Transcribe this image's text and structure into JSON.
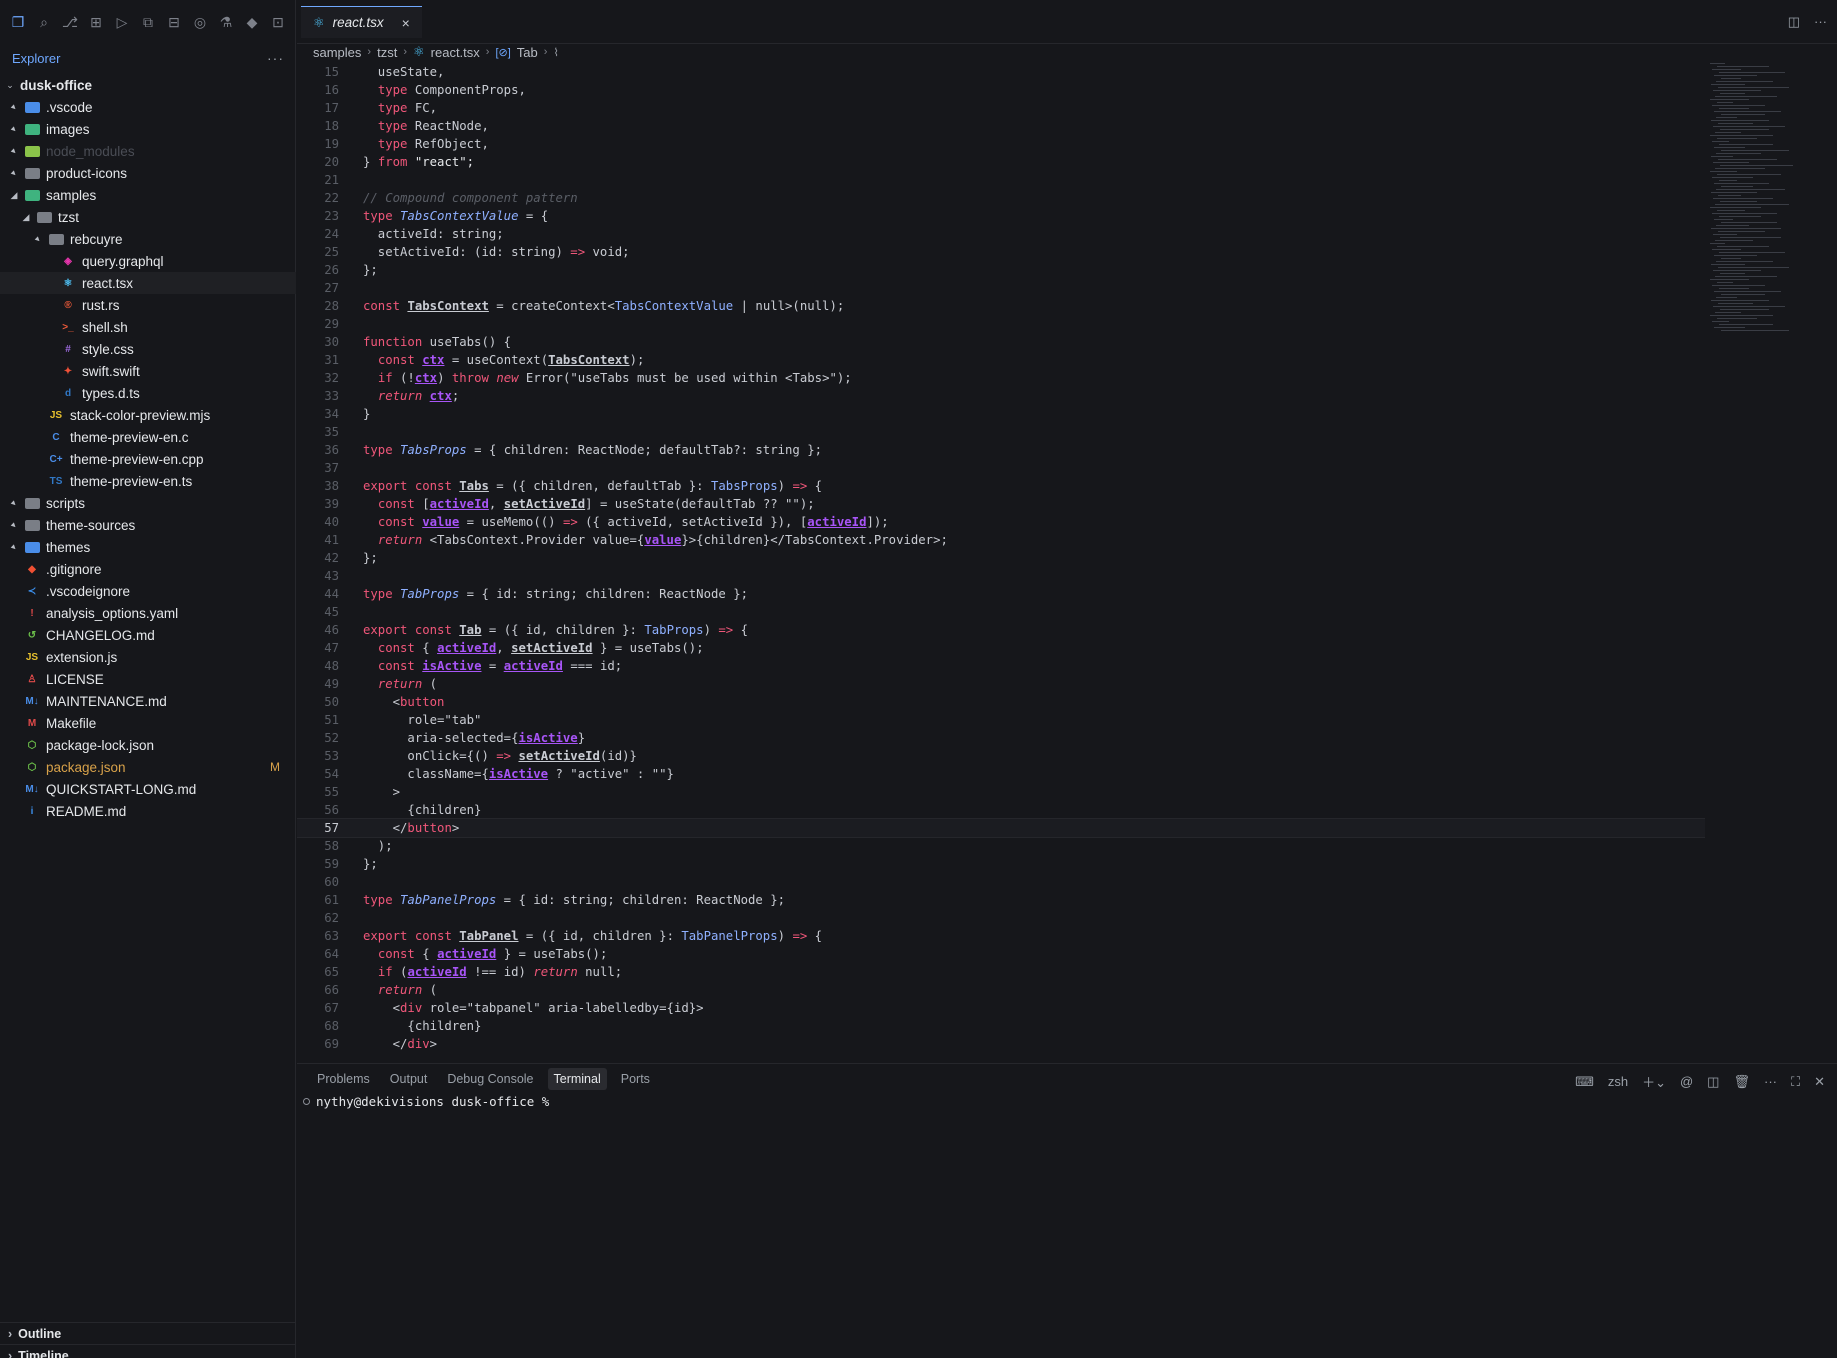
{
  "activity_icons": [
    "files-icon",
    "search-icon",
    "source-control-icon",
    "map-icon",
    "run-debug-icon",
    "remote-explorer-icon",
    "extensions-icon",
    "accounts-icon",
    "testing-icon",
    "docker-icon",
    "preview-icon"
  ],
  "explorer": {
    "title": "Explorer",
    "more": "···"
  },
  "tree": [
    {
      "label": "dusk-office",
      "depth": 0,
      "kind": "root",
      "twisty": "⌄"
    },
    {
      "label": ".vscode",
      "depth": 1,
      "kind": "folder",
      "color": "#4a8de8"
    },
    {
      "label": "images",
      "depth": 1,
      "kind": "folder",
      "color": "#3fb37f"
    },
    {
      "label": "node_modules",
      "depth": 1,
      "kind": "folder",
      "color": "#8bc34a",
      "dim": true
    },
    {
      "label": "product-icons",
      "depth": 1,
      "kind": "folder",
      "color": "#7a7e86"
    },
    {
      "label": "samples",
      "depth": 1,
      "kind": "folder",
      "color": "#3fb37f",
      "open": true
    },
    {
      "label": "tzst",
      "depth": 2,
      "kind": "folder",
      "color": "#7a7e86",
      "open": true
    },
    {
      "label": "rebcuyre",
      "depth": 3,
      "kind": "folder",
      "color": "#7a7e86"
    },
    {
      "label": "query.graphql",
      "depth": 4,
      "kind": "file",
      "glyph": "◈",
      "color": "#e535ab"
    },
    {
      "label": "react.tsx",
      "depth": 4,
      "kind": "file",
      "glyph": "⚛",
      "color": "#4fc3f7",
      "selected": true
    },
    {
      "label": "rust.rs",
      "depth": 4,
      "kind": "file",
      "glyph": "®",
      "color": "#ef5b3a"
    },
    {
      "label": "shell.sh",
      "depth": 4,
      "kind": "file",
      "glyph": ">_",
      "color": "#ef5b3a"
    },
    {
      "label": "style.css",
      "depth": 4,
      "kind": "file",
      "glyph": "#",
      "color": "#9c6ade"
    },
    {
      "label": "swift.swift",
      "depth": 4,
      "kind": "file",
      "glyph": "✦",
      "color": "#f05138"
    },
    {
      "label": "types.d.ts",
      "depth": 4,
      "kind": "file",
      "glyph": "d",
      "color": "#3178c6"
    },
    {
      "label": "stack-color-preview.mjs",
      "depth": 3,
      "kind": "file",
      "glyph": "JS",
      "color": "#e6c02e"
    },
    {
      "label": "theme-preview-en.c",
      "depth": 3,
      "kind": "file",
      "glyph": "C",
      "color": "#4a8de8"
    },
    {
      "label": "theme-preview-en.cpp",
      "depth": 3,
      "kind": "file",
      "glyph": "C+",
      "color": "#4a8de8"
    },
    {
      "label": "theme-preview-en.ts",
      "depth": 3,
      "kind": "file",
      "glyph": "TS",
      "color": "#3178c6"
    },
    {
      "label": "scripts",
      "depth": 1,
      "kind": "folder",
      "color": "#7a7e86"
    },
    {
      "label": "theme-sources",
      "depth": 1,
      "kind": "folder",
      "color": "#7a7e86"
    },
    {
      "label": "themes",
      "depth": 1,
      "kind": "folder",
      "color": "#4a8de8"
    },
    {
      "label": ".gitignore",
      "depth": 1,
      "kind": "file",
      "glyph": "◆",
      "color": "#f05033"
    },
    {
      "label": ".vscodeignore",
      "depth": 1,
      "kind": "file",
      "glyph": "≺",
      "color": "#3b8eea"
    },
    {
      "label": "analysis_options.yaml",
      "depth": 1,
      "kind": "file",
      "glyph": "!",
      "color": "#e04a4a"
    },
    {
      "label": "CHANGELOG.md",
      "depth": 1,
      "kind": "file",
      "glyph": "↺",
      "color": "#6cc04a"
    },
    {
      "label": "extension.js",
      "depth": 1,
      "kind": "file",
      "glyph": "JS",
      "color": "#e6c02e"
    },
    {
      "label": "LICENSE",
      "depth": 1,
      "kind": "file",
      "glyph": "♙",
      "color": "#e04a4a"
    },
    {
      "label": "MAINTENANCE.md",
      "depth": 1,
      "kind": "file",
      "glyph": "M↓",
      "color": "#4a8de8"
    },
    {
      "label": "Makefile",
      "depth": 1,
      "kind": "file",
      "glyph": "M",
      "color": "#e04a4a"
    },
    {
      "label": "package-lock.json",
      "depth": 1,
      "kind": "file",
      "glyph": "⬡",
      "color": "#6cc04a"
    },
    {
      "label": "package.json",
      "depth": 1,
      "kind": "file",
      "glyph": "⬡",
      "color": "#6cc04a",
      "badge": "M"
    },
    {
      "label": "QUICKSTART-LONG.md",
      "depth": 1,
      "kind": "file",
      "glyph": "M↓",
      "color": "#4a8de8"
    },
    {
      "label": "README.md",
      "depth": 1,
      "kind": "file",
      "glyph": "i",
      "color": "#3b8eea"
    }
  ],
  "outline": "Outline",
  "timeline": "Timeline",
  "tab": {
    "label": "react.tsx",
    "close": "×"
  },
  "breadcrumb": [
    "samples",
    "tzst",
    "react.tsx",
    "Tab"
  ],
  "colors": {
    "kw": "#f0577a",
    "str": "#e6e8eb",
    "type": "#8fb0ff",
    "fn": "#c9ccd3",
    "var": "#a855f7",
    "com": "#5a5e66",
    "tag": "#f0577a",
    "punc": "#c9ccd3"
  },
  "code": [
    {
      "n": "15",
      "t": [
        [
          "  useState,",
          "p"
        ]
      ]
    },
    {
      "n": "16",
      "t": [
        [
          "  ",
          "p"
        ],
        [
          "type",
          "k"
        ],
        [
          " ComponentProps,",
          "p"
        ]
      ]
    },
    {
      "n": "17",
      "t": [
        [
          "  ",
          "p"
        ],
        [
          "type",
          "k"
        ],
        [
          " FC,",
          "p"
        ]
      ]
    },
    {
      "n": "18",
      "t": [
        [
          "  ",
          "p"
        ],
        [
          "type",
          "k"
        ],
        [
          " ReactNode,",
          "p"
        ]
      ]
    },
    {
      "n": "19",
      "t": [
        [
          "  ",
          "p"
        ],
        [
          "type",
          "k"
        ],
        [
          " RefObject,",
          "p"
        ]
      ]
    },
    {
      "n": "20",
      "t": [
        [
          "} ",
          "p"
        ],
        [
          "from",
          "k"
        ],
        [
          " \"react\";",
          "s"
        ]
      ]
    },
    {
      "n": "21",
      "t": []
    },
    {
      "n": "22",
      "t": [
        [
          "// Compound component pattern",
          "c"
        ]
      ]
    },
    {
      "n": "23",
      "t": [
        [
          "type",
          "k"
        ],
        [
          " ",
          "p"
        ],
        [
          "TabsContextValue",
          "ti"
        ],
        [
          " = {",
          "p"
        ]
      ]
    },
    {
      "n": "24",
      "t": [
        [
          "  activeId: string;",
          "p"
        ]
      ]
    },
    {
      "n": "25",
      "t": [
        [
          "  setActiveId: (id: string) ",
          "p"
        ],
        [
          "=>",
          "k"
        ],
        [
          " void;",
          "p"
        ]
      ]
    },
    {
      "n": "26",
      "t": [
        [
          "};",
          "p"
        ]
      ]
    },
    {
      "n": "27",
      "t": []
    },
    {
      "n": "28",
      "t": [
        [
          "const",
          "k"
        ],
        [
          " ",
          "p"
        ],
        [
          "TabsContext",
          "vu"
        ],
        [
          " = createContext<",
          "p"
        ],
        [
          "TabsContextValue",
          "ty"
        ],
        [
          " | null>(null);",
          "p"
        ]
      ]
    },
    {
      "n": "29",
      "t": []
    },
    {
      "n": "30",
      "t": [
        [
          "function",
          "k"
        ],
        [
          " useTabs() {",
          "p"
        ]
      ]
    },
    {
      "n": "31",
      "t": [
        [
          "  ",
          "p"
        ],
        [
          "const",
          "k"
        ],
        [
          " ",
          "p"
        ],
        [
          "ctx",
          "v"
        ],
        [
          " = useContext(",
          "p"
        ],
        [
          "TabsContext",
          "vu"
        ],
        [
          ");",
          "p"
        ]
      ]
    },
    {
      "n": "32",
      "t": [
        [
          "  ",
          "p"
        ],
        [
          "if",
          "k"
        ],
        [
          " (!",
          "p"
        ],
        [
          "ctx",
          "v"
        ],
        [
          ") ",
          "p"
        ],
        [
          "throw",
          "k"
        ],
        [
          " ",
          "p"
        ],
        [
          "new",
          "ki"
        ],
        [
          " Error(\"useTabs must be used within <Tabs>\");",
          "p"
        ]
      ]
    },
    {
      "n": "33",
      "t": [
        [
          "  ",
          "p"
        ],
        [
          "return",
          "ki"
        ],
        [
          " ",
          "p"
        ],
        [
          "ctx",
          "v"
        ],
        [
          ";",
          "p"
        ]
      ]
    },
    {
      "n": "34",
      "t": [
        [
          "}",
          "p"
        ]
      ]
    },
    {
      "n": "35",
      "t": []
    },
    {
      "n": "36",
      "t": [
        [
          "type",
          "k"
        ],
        [
          " ",
          "p"
        ],
        [
          "TabsProps",
          "ti"
        ],
        [
          " = { children: ReactNode; defaultTab?: string };",
          "p"
        ]
      ]
    },
    {
      "n": "37",
      "t": []
    },
    {
      "n": "38",
      "t": [
        [
          "export",
          "k"
        ],
        [
          " ",
          "p"
        ],
        [
          "const",
          "k"
        ],
        [
          " ",
          "p"
        ],
        [
          "Tabs",
          "vu"
        ],
        [
          " = ({ children, defaultTab }: ",
          "p"
        ],
        [
          "TabsProps",
          "ty"
        ],
        [
          ") ",
          "p"
        ],
        [
          "=>",
          "k"
        ],
        [
          " {",
          "p"
        ]
      ]
    },
    {
      "n": "39",
      "t": [
        [
          "  ",
          "p"
        ],
        [
          "const",
          "k"
        ],
        [
          " [",
          "p"
        ],
        [
          "activeId",
          "v"
        ],
        [
          ", ",
          "p"
        ],
        [
          "setActiveId",
          "vu"
        ],
        [
          "] = useState(defaultTab ?? \"\");",
          "p"
        ]
      ]
    },
    {
      "n": "40",
      "t": [
        [
          "  ",
          "p"
        ],
        [
          "const",
          "k"
        ],
        [
          " ",
          "p"
        ],
        [
          "value",
          "v"
        ],
        [
          " = useMemo(() ",
          "p"
        ],
        [
          "=>",
          "k"
        ],
        [
          " ({ activeId, setActiveId }), [",
          "p"
        ],
        [
          "activeId",
          "v"
        ],
        [
          "]);",
          "p"
        ]
      ]
    },
    {
      "n": "41",
      "t": [
        [
          "  ",
          "p"
        ],
        [
          "return",
          "ki"
        ],
        [
          " <TabsContext.Provider value={",
          "p"
        ],
        [
          "value",
          "v"
        ],
        [
          "}>{children}</TabsContext.Provider>;",
          "p"
        ]
      ]
    },
    {
      "n": "42",
      "t": [
        [
          "};",
          "p"
        ]
      ]
    },
    {
      "n": "43",
      "t": []
    },
    {
      "n": "44",
      "t": [
        [
          "type",
          "k"
        ],
        [
          " ",
          "p"
        ],
        [
          "TabProps",
          "ti"
        ],
        [
          " = { id: string; children: ReactNode };",
          "p"
        ]
      ]
    },
    {
      "n": "45",
      "t": []
    },
    {
      "n": "46",
      "t": [
        [
          "export",
          "k"
        ],
        [
          " ",
          "p"
        ],
        [
          "const",
          "k"
        ],
        [
          " ",
          "p"
        ],
        [
          "Tab",
          "vu"
        ],
        [
          " = ({ id, children }: ",
          "p"
        ],
        [
          "TabProps",
          "ty"
        ],
        [
          ") ",
          "p"
        ],
        [
          "=>",
          "k"
        ],
        [
          " {",
          "p"
        ]
      ]
    },
    {
      "n": "47",
      "t": [
        [
          "  ",
          "p"
        ],
        [
          "const",
          "k"
        ],
        [
          " { ",
          "p"
        ],
        [
          "activeId",
          "v"
        ],
        [
          ", ",
          "p"
        ],
        [
          "setActiveId",
          "vu"
        ],
        [
          " } = useTabs();",
          "p"
        ]
      ]
    },
    {
      "n": "48",
      "t": [
        [
          "  ",
          "p"
        ],
        [
          "const",
          "k"
        ],
        [
          " ",
          "p"
        ],
        [
          "isActive",
          "v"
        ],
        [
          " = ",
          "p"
        ],
        [
          "activeId",
          "v"
        ],
        [
          " === id;",
          "p"
        ]
      ]
    },
    {
      "n": "49",
      "t": [
        [
          "  ",
          "p"
        ],
        [
          "return",
          "ki"
        ],
        [
          " (",
          "p"
        ]
      ]
    },
    {
      "n": "50",
      "t": [
        [
          "    <",
          "p"
        ],
        [
          "button",
          "tg"
        ]
      ]
    },
    {
      "n": "51",
      "t": [
        [
          "      role=\"tab\"",
          "p"
        ]
      ]
    },
    {
      "n": "52",
      "t": [
        [
          "      aria-selected={",
          "p"
        ],
        [
          "isActive",
          "v"
        ],
        [
          "}",
          "p"
        ]
      ]
    },
    {
      "n": "53",
      "t": [
        [
          "      onClick={() ",
          "p"
        ],
        [
          "=>",
          "k"
        ],
        [
          " ",
          "p"
        ],
        [
          "setActiveId",
          "vu"
        ],
        [
          "(id)}",
          "p"
        ]
      ]
    },
    {
      "n": "54",
      "t": [
        [
          "      className={",
          "p"
        ],
        [
          "isActive",
          "v"
        ],
        [
          " ? \"active\" : \"\"}",
          "p"
        ]
      ]
    },
    {
      "n": "55",
      "t": [
        [
          "    >",
          "p"
        ]
      ]
    },
    {
      "n": "56",
      "t": [
        [
          "      {children}",
          "p"
        ]
      ]
    },
    {
      "n": "57",
      "t": [
        [
          "    </",
          "p"
        ],
        [
          "button",
          "tg"
        ],
        [
          ">",
          "p"
        ]
      ],
      "cur": true
    },
    {
      "n": "58",
      "t": [
        [
          "  );",
          "p"
        ]
      ]
    },
    {
      "n": "59",
      "t": [
        [
          "};",
          "p"
        ]
      ]
    },
    {
      "n": "60",
      "t": []
    },
    {
      "n": "61",
      "t": [
        [
          "type",
          "k"
        ],
        [
          " ",
          "p"
        ],
        [
          "TabPanelProps",
          "ti"
        ],
        [
          " = { id: string; children: ReactNode };",
          "p"
        ]
      ]
    },
    {
      "n": "62",
      "t": []
    },
    {
      "n": "63",
      "t": [
        [
          "export",
          "k"
        ],
        [
          " ",
          "p"
        ],
        [
          "const",
          "k"
        ],
        [
          " ",
          "p"
        ],
        [
          "TabPanel",
          "vu"
        ],
        [
          " = ({ id, children }: ",
          "p"
        ],
        [
          "TabPanelProps",
          "ty"
        ],
        [
          ") ",
          "p"
        ],
        [
          "=>",
          "k"
        ],
        [
          " {",
          "p"
        ]
      ]
    },
    {
      "n": "64",
      "t": [
        [
          "  ",
          "p"
        ],
        [
          "const",
          "k"
        ],
        [
          " { ",
          "p"
        ],
        [
          "activeId",
          "v"
        ],
        [
          " } = useTabs();",
          "p"
        ]
      ]
    },
    {
      "n": "65",
      "t": [
        [
          "  ",
          "p"
        ],
        [
          "if",
          "k"
        ],
        [
          " (",
          "p"
        ],
        [
          "activeId",
          "v"
        ],
        [
          " !== id) ",
          "p"
        ],
        [
          "return",
          "ki"
        ],
        [
          " null;",
          "p"
        ]
      ]
    },
    {
      "n": "66",
      "t": [
        [
          "  ",
          "p"
        ],
        [
          "return",
          "ki"
        ],
        [
          " (",
          "p"
        ]
      ]
    },
    {
      "n": "67",
      "t": [
        [
          "    <",
          "p"
        ],
        [
          "div",
          "tg"
        ],
        [
          " role=\"tabpanel\" aria-labelledby={id}>",
          "p"
        ]
      ]
    },
    {
      "n": "68",
      "t": [
        [
          "      {children}",
          "p"
        ]
      ]
    },
    {
      "n": "69",
      "t": [
        [
          "    </",
          "p"
        ],
        [
          "div",
          "tg"
        ],
        [
          ">",
          "p"
        ]
      ]
    }
  ],
  "panel": {
    "tabs": [
      "Problems",
      "Output",
      "Debug Console",
      "Terminal",
      "Ports"
    ],
    "active_tab": "Terminal",
    "shell": "zsh",
    "prompt": "nythy@dekivisions dusk-office %"
  }
}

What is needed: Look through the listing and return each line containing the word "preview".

Answer for the task:
    "preview-icon"
      "label": "stack-color-preview.mjs",
      "label": "theme-preview-en.c",
      "label": "theme-preview-en.cpp",
      "label": "theme-preview-en.ts",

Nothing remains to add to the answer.